§ Problem description: Where the word "image" shows up in the entries below, please copy the whole line.

§ Data extracts:
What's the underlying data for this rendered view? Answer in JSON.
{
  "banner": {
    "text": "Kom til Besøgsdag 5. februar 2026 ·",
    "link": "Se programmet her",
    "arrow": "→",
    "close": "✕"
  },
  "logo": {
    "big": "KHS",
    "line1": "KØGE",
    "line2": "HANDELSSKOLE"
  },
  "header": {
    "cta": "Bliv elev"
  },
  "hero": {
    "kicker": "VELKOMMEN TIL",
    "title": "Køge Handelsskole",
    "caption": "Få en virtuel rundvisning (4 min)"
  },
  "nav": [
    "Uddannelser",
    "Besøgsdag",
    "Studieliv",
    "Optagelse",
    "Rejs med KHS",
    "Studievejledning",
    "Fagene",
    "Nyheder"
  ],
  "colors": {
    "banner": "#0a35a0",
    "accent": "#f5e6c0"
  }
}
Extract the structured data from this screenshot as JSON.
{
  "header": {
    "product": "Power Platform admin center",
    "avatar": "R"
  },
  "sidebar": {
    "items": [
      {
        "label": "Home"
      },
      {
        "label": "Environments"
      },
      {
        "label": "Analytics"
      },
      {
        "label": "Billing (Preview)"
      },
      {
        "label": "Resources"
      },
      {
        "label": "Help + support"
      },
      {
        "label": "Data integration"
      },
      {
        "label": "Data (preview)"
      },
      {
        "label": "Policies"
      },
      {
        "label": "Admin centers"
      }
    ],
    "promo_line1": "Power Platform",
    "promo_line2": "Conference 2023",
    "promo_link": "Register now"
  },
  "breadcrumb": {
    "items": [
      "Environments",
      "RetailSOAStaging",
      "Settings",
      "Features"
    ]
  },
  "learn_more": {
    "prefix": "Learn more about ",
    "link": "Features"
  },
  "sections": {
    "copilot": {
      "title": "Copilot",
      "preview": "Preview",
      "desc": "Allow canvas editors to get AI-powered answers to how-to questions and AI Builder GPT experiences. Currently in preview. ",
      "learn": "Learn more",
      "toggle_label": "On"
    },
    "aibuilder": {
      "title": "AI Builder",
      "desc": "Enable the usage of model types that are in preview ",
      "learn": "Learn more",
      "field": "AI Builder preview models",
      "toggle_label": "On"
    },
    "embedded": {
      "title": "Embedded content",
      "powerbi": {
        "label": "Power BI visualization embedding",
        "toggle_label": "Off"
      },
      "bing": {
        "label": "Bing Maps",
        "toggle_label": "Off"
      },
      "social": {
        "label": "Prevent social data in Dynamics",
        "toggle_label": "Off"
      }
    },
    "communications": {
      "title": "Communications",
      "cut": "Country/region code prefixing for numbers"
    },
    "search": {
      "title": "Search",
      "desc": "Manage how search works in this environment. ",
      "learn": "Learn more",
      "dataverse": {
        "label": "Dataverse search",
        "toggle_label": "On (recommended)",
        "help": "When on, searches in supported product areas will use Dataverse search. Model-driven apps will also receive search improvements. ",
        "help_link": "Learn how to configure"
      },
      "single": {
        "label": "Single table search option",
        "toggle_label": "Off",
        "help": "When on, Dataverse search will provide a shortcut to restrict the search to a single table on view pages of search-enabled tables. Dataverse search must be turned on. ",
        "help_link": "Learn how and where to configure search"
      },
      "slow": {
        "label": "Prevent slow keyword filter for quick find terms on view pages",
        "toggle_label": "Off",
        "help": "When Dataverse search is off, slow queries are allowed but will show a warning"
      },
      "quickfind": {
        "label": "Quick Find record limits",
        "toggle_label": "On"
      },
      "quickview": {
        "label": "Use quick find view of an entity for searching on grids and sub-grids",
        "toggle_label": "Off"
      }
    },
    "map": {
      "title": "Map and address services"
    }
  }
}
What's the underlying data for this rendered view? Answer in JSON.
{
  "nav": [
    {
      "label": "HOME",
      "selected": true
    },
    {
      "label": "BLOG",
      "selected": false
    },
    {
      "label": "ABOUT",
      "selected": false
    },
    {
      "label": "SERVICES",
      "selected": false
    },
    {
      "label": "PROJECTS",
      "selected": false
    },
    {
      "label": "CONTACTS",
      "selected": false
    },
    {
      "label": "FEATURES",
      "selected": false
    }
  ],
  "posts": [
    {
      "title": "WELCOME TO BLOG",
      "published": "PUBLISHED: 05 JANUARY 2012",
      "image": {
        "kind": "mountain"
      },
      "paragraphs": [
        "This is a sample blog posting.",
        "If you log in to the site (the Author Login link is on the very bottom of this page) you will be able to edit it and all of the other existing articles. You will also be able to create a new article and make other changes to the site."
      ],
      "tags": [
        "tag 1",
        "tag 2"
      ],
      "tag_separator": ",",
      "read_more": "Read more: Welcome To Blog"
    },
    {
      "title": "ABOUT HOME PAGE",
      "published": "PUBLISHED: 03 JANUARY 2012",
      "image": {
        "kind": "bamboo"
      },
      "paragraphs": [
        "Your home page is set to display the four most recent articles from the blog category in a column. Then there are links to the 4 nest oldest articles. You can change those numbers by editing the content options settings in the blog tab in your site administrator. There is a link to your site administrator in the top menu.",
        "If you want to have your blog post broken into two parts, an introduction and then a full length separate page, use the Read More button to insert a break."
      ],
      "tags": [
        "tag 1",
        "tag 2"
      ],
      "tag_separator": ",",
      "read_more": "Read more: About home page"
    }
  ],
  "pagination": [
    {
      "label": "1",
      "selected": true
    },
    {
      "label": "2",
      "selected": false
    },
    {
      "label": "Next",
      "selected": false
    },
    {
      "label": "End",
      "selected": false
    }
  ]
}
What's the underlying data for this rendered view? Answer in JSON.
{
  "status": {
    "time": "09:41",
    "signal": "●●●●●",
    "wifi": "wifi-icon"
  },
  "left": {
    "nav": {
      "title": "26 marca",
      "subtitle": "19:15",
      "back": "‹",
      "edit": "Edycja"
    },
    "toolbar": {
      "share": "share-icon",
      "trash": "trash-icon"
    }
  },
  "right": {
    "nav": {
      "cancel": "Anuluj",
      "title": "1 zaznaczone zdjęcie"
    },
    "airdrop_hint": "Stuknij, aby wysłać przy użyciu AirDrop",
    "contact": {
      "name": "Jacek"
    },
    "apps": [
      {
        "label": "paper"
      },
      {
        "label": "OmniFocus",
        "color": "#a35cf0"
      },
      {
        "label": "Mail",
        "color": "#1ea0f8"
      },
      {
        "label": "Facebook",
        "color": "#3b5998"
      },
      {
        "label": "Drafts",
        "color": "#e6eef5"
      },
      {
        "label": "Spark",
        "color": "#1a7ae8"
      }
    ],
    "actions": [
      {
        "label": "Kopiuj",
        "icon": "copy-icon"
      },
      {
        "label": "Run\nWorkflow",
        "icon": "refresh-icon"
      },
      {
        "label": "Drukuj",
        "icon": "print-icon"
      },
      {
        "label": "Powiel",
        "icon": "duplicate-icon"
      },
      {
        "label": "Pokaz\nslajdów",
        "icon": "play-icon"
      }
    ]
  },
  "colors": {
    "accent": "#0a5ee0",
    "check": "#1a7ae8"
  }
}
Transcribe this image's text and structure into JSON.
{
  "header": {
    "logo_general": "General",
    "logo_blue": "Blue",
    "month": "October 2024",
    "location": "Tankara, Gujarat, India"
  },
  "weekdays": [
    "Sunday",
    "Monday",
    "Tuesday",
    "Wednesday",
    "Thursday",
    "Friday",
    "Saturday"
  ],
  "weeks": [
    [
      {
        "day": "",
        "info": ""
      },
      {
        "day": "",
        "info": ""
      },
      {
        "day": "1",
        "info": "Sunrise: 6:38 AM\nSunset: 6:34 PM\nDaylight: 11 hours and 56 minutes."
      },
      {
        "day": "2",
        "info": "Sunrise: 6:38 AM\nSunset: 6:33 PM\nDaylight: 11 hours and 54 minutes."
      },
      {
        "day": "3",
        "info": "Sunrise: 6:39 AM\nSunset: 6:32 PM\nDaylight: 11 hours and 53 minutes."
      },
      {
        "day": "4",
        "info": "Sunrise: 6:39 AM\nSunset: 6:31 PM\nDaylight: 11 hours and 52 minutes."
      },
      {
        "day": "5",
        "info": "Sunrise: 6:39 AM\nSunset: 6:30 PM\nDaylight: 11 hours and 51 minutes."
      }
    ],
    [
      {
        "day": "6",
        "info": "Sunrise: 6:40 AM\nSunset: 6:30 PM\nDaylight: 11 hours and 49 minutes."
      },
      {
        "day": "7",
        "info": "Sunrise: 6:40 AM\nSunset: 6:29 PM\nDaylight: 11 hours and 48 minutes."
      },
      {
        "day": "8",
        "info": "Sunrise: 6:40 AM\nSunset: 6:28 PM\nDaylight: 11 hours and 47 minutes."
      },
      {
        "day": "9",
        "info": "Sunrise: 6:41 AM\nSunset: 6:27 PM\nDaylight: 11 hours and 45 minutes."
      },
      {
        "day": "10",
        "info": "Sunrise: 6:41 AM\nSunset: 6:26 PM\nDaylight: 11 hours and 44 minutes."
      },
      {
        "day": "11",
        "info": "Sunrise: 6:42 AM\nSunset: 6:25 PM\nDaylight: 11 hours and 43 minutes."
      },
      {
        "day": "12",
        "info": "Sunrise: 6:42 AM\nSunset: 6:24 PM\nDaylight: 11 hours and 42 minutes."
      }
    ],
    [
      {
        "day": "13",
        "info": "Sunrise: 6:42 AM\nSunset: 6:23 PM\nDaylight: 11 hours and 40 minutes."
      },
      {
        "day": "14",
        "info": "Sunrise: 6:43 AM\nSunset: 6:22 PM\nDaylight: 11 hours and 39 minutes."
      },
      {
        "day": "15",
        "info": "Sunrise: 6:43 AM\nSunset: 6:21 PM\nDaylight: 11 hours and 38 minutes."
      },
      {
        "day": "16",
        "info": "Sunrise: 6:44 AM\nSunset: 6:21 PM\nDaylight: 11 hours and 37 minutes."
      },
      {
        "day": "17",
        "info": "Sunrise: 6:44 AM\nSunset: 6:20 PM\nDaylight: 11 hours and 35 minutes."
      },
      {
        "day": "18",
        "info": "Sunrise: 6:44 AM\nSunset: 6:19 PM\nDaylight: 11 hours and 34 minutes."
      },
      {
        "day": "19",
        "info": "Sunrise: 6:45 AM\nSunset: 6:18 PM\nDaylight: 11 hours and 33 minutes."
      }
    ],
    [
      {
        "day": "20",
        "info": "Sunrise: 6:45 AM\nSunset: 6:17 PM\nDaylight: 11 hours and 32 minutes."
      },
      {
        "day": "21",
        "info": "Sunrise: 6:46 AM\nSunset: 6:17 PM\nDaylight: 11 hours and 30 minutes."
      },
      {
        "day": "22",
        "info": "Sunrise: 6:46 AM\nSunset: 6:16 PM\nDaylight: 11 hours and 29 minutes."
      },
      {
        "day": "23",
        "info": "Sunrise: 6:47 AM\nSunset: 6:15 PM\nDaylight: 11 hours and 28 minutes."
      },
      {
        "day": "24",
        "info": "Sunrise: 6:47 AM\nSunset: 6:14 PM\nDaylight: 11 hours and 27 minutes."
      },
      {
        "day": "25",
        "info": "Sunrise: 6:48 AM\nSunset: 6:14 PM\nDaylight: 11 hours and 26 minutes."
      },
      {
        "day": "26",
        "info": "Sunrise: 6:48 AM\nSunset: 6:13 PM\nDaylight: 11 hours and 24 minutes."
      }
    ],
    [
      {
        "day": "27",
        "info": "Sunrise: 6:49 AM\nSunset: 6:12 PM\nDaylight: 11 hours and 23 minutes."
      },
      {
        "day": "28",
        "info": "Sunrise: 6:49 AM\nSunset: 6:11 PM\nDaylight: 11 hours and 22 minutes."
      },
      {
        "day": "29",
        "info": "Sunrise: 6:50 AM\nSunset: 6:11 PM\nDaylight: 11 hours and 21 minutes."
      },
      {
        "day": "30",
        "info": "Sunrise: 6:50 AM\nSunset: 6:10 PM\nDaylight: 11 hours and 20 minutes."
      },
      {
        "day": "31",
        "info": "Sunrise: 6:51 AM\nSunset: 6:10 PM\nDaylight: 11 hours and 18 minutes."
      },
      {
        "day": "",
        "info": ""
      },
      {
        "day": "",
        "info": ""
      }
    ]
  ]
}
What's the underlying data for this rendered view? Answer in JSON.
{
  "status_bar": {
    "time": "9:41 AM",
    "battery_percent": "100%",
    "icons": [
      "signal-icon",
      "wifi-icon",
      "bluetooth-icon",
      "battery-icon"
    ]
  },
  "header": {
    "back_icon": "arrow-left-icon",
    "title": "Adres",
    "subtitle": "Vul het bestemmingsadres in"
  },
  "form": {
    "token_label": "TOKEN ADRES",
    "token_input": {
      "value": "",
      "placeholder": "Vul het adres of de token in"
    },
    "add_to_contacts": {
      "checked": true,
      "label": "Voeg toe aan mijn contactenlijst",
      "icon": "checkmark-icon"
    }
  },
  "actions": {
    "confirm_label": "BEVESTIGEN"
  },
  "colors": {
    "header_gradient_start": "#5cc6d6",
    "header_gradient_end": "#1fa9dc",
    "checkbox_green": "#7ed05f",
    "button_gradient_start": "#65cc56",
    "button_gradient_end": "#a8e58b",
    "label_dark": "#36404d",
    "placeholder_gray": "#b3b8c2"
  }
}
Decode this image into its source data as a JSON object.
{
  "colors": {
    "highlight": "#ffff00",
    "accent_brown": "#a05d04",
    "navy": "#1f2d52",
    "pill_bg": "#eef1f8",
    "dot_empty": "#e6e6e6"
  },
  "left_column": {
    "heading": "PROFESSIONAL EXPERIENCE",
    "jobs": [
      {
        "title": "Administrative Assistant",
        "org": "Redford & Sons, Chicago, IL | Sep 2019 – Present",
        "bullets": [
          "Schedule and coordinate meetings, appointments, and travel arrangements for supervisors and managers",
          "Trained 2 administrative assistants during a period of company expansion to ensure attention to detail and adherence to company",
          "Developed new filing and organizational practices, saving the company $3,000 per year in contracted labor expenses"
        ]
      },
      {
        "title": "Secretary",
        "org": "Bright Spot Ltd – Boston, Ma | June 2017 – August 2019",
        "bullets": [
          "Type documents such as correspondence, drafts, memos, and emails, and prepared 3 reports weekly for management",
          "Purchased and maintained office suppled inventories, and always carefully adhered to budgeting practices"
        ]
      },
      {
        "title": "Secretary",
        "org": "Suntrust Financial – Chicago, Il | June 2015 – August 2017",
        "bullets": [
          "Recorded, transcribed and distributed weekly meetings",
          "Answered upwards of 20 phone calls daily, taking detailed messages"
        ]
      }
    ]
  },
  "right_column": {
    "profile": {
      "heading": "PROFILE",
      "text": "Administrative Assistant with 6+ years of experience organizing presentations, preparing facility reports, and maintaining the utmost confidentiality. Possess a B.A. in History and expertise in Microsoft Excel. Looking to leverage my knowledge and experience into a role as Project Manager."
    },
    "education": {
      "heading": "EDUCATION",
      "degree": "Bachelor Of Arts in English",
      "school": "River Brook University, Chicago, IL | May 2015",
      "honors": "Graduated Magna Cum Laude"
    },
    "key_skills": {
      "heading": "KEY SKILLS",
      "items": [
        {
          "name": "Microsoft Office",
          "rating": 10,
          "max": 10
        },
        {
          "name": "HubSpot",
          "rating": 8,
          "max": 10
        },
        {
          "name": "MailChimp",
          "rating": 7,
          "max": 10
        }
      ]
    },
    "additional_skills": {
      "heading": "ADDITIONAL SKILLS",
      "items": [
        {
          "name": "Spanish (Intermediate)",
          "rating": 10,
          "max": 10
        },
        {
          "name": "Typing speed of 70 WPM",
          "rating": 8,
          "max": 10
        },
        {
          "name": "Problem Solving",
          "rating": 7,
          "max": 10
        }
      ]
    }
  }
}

§ Answer space:
      "image": {
      "image": {
Transcribe this image's text and structure into JSON.
Decode this image into its source data as a JSON object.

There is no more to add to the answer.